Having children: synonymous with happiness?
Having children can be one of the happiest experiences in a person’s life, but this is not necessarily true in 100% of the cases. Although in today’s society there is constant pressure for motherhood to be seen as a blessing, something wonderful, and always as something positive, the truth is that there are media voices that are beginning to talk about the less idyllic aspects of motherhood, and explain to us that not everything that glitters is gold.
Recently the journalist Samanta Villar has raised controversy due to some statements for the newspaper ABC where she expressed that after her recent maternity she is not happier than before and that having children “is losing quality of life”. The attacks and criticism from social networks for these statements are a clear example of the idealization of motherhood.
But what does science say about the relationship between psychological well-being and motherhood?
How do children influence the relationship?
One of the areas that can be most influenced by the birth of a new family member is marital satisfaction . The organization of the couple’s system must be reviewed and adjusted, and may even be considered a crisis. This is because that baby needs all the attention possible, and the couple’s relationship takes a back seat.
When it is time to take up again the role of the romantic relationship, problems appear such as the loss of intimacy of the partner , which can affect communication and sexual relations.
A meta-analysis conducted by Jean M. Twenge, W. Keith Campbell and Craig A. Foster and published in 2003 in the Journal of Marriage and Family shows that the transition to parenthood can be made:
1. Increase stress
The increase in the number of tasks the couple has to carry out after the baby is born increases their stress level and generates tension in the couple’s relationship . The latter is due to less time available for communication.
2. Interfering with the relationship

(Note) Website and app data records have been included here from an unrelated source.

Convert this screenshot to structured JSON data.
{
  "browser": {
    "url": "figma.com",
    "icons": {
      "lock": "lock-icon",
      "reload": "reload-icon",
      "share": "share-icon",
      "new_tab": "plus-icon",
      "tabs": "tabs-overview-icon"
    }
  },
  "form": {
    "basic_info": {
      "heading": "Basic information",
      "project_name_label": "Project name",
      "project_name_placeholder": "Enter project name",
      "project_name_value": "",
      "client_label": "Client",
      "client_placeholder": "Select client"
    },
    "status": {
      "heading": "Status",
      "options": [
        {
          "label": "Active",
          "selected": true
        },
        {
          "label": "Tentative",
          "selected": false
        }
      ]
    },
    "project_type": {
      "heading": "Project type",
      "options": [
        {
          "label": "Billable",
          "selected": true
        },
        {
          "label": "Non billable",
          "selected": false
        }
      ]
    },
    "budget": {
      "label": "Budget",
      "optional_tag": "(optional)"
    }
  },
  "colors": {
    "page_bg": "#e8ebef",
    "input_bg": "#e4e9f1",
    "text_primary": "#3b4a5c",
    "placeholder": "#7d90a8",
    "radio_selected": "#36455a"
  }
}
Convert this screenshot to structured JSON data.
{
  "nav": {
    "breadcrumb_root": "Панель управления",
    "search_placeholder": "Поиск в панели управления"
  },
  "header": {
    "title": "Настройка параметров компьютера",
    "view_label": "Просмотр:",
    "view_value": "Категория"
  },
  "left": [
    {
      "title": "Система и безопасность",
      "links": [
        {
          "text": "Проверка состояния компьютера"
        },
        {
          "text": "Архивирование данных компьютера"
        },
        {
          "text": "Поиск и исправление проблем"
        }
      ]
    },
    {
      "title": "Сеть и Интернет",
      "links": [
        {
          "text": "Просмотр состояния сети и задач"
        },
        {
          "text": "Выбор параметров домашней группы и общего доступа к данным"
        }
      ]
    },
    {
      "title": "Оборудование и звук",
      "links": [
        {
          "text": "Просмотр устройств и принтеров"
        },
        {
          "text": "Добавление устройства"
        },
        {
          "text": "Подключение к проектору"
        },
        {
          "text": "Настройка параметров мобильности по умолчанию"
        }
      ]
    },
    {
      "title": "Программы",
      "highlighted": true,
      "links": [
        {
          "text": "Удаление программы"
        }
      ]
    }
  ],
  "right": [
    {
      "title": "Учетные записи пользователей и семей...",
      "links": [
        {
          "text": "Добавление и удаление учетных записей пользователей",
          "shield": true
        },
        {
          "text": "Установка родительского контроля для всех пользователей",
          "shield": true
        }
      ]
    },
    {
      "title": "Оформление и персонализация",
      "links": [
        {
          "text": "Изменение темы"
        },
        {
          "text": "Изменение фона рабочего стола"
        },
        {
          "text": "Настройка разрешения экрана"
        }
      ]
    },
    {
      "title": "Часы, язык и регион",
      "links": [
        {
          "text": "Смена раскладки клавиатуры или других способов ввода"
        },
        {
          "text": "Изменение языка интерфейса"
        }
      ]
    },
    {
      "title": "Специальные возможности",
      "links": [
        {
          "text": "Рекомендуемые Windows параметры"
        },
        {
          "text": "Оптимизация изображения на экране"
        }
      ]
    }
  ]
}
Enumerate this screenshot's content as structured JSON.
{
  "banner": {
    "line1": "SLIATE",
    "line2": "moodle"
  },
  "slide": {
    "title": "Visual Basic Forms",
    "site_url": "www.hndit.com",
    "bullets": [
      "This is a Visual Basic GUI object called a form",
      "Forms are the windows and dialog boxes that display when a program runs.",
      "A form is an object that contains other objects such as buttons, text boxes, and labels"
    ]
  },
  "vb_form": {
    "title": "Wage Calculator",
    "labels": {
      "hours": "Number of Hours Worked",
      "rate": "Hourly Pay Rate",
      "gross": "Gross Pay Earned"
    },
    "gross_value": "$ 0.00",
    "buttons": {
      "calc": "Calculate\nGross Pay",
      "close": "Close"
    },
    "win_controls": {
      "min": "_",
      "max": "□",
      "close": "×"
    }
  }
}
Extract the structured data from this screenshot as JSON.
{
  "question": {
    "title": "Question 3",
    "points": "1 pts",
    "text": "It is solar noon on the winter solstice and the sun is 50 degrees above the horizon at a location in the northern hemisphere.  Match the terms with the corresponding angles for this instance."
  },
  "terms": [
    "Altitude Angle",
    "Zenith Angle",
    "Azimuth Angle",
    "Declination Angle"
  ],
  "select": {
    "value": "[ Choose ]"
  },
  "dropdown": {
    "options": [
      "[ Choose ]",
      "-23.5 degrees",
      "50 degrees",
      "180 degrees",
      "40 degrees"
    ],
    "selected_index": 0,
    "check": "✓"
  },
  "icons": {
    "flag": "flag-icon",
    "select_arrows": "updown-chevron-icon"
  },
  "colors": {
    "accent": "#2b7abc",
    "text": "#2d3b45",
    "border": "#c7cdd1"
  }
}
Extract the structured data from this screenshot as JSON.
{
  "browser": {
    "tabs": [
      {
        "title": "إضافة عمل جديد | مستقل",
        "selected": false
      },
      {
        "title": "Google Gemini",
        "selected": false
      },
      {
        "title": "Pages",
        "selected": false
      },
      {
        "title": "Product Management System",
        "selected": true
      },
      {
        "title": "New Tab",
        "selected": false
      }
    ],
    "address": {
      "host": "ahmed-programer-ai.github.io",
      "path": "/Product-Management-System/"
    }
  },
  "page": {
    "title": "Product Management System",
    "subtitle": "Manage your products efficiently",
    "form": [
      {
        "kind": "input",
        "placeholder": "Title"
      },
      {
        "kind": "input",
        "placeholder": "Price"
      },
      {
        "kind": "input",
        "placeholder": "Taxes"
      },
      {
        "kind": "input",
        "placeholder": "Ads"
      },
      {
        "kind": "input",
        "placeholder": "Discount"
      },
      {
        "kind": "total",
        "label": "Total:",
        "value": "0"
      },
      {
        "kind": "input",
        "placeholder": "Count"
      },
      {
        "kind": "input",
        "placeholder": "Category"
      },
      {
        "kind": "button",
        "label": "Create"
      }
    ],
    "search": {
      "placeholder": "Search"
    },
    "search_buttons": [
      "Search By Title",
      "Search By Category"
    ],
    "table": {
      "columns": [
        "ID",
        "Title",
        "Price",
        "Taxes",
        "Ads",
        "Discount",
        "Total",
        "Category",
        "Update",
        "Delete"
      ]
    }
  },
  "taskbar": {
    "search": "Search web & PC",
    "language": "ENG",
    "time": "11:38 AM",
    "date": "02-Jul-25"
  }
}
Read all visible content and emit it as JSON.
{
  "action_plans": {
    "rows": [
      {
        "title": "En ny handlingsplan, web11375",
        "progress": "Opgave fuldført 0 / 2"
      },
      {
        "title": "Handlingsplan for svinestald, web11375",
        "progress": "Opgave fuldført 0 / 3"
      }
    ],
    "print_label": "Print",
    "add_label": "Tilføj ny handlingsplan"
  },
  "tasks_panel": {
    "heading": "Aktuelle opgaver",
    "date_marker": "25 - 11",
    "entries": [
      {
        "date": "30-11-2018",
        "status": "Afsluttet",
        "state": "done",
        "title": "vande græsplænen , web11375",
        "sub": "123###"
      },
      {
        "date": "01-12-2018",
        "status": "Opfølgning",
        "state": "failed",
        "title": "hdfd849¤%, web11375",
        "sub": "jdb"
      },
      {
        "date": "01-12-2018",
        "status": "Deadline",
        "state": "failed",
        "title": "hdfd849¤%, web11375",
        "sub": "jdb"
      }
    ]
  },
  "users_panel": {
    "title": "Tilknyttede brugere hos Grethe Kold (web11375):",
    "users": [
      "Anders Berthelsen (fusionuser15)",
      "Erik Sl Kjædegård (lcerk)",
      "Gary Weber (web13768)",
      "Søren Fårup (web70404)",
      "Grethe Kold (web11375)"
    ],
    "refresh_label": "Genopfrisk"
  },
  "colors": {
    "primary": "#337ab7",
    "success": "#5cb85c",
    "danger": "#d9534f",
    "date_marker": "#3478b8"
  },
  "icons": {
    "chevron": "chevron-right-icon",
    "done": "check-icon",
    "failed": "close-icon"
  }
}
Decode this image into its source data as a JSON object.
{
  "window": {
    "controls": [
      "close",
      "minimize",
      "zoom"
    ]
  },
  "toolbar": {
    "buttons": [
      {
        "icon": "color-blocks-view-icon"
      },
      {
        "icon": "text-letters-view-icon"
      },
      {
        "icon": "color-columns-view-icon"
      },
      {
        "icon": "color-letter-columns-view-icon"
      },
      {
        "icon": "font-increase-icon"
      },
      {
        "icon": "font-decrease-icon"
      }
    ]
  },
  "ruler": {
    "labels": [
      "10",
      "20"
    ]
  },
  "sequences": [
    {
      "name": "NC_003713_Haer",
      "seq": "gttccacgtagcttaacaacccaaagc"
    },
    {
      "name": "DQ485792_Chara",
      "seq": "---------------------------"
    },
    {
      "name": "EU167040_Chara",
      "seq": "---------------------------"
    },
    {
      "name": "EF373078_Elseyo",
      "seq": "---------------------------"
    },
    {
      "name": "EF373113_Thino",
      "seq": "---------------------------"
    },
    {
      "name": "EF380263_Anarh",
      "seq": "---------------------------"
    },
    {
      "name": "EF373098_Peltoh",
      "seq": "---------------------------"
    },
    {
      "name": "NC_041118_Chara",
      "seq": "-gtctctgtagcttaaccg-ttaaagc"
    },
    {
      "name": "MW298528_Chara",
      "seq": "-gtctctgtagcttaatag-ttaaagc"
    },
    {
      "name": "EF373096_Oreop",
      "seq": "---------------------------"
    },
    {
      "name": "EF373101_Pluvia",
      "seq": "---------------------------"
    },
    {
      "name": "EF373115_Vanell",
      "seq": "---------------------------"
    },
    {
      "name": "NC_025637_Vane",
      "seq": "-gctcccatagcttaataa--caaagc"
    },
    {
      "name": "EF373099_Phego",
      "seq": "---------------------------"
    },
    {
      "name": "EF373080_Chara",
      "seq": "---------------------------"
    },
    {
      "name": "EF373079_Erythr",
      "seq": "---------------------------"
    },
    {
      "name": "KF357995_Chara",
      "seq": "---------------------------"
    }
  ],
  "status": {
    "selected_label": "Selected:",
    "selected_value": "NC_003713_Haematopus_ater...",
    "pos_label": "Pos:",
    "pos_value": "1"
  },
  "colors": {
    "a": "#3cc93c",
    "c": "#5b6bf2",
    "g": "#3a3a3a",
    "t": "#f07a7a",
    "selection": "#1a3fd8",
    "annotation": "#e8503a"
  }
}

The presence of the new family member can negatively affect the partner’s companionship and their sexual relations .
3. Overloading the roles
As the number of tasks to be carried out increases, parents are forced to perform new roles to the point of being overwhelmed by them.
4. Creating negative evaluations about marriage
This is especially true for women who have less traditional values .
What do the studies say?
The authors argue that there are also cases in which the birth of a baby can produce positive effects on marital satisfaction, thus indicating that some variables can mediate the relationship.
The meta-analysis consisted of 97 articles, corresponding to a total sample of 47,692 participants. The results showed that:
1. Decreases satisfaction with the relationship
People with children had lower partner satisfaction in 90 of the 97 articles analysed. 55% of the people without children indicated that they were satisfied with their relationship, compared to 45% of the people with children.
2. The more children, the less satisfaction
Couples with more children report a worse marital satisfaction than couples with fewer children .
3. Affects women’s satisfaction more
In women, with motherhood, satisfaction in the couple decreases to a greater degree compared to men who enter fatherhood.
4. The effect increases with socioeconomic level
People from high socioeconomic level show less couple satisfaction than those from lower levels.
Consequences for personal happiness
Regarding a person’s happiness when a baby is born, a recent article by authors Jennifer Glass, Robin W. Simon, and Matthew A. Andersson published in the American Journal of Sociology where 22 European countries and the USA are analysed shows that not all countries report less happiness when people are parents.
The USA and Ireland are the countries where the least happy parents are found, while in countries such as Finland, Norway, France and Spain people who have children are happier than people without children.
The authors of this article argue that the lack of policies in favour of parents that help to reconcile family and work life creates greater anxiety and stress for parents, thus diminishing their happiness. The results may seem surprising if we compare the ease of reconciliation between the Nordic countries and Spain.
Motherhood is idealized
As we have seen, having children can have negative effects on the quality of life of people. The loss of satisfaction in the couple, the effect on people’s sex lives, stress and anxiety are some of the effects that the arrival of a new family member can have on people.
Thus the idealization of motherhood, silencing all these negative effects, does a disservice to people who suffer emotional discomfort due to those important changes that happen with the birth of a baby. It can also cause a false feeling that the services and aids for family reconciliation are sufficient and thus limit the revision of government policies in this respect.
- Glass, J., Simon, R. W., & Andersson, M. A. (2016). Parenthood and Happiness: Effects of Work-Family Reconciliation Policies in 22 OECD Countries. American Journal of Sociology, 122 (3), 886-929.
- Twenge, J. M., Campbell, W. K. & Foster, C. A. (2003). Parenthood and Marital Satisfaction: A Meta-Analytic Review. Journal of Marriage and Family, 65 : 574-583.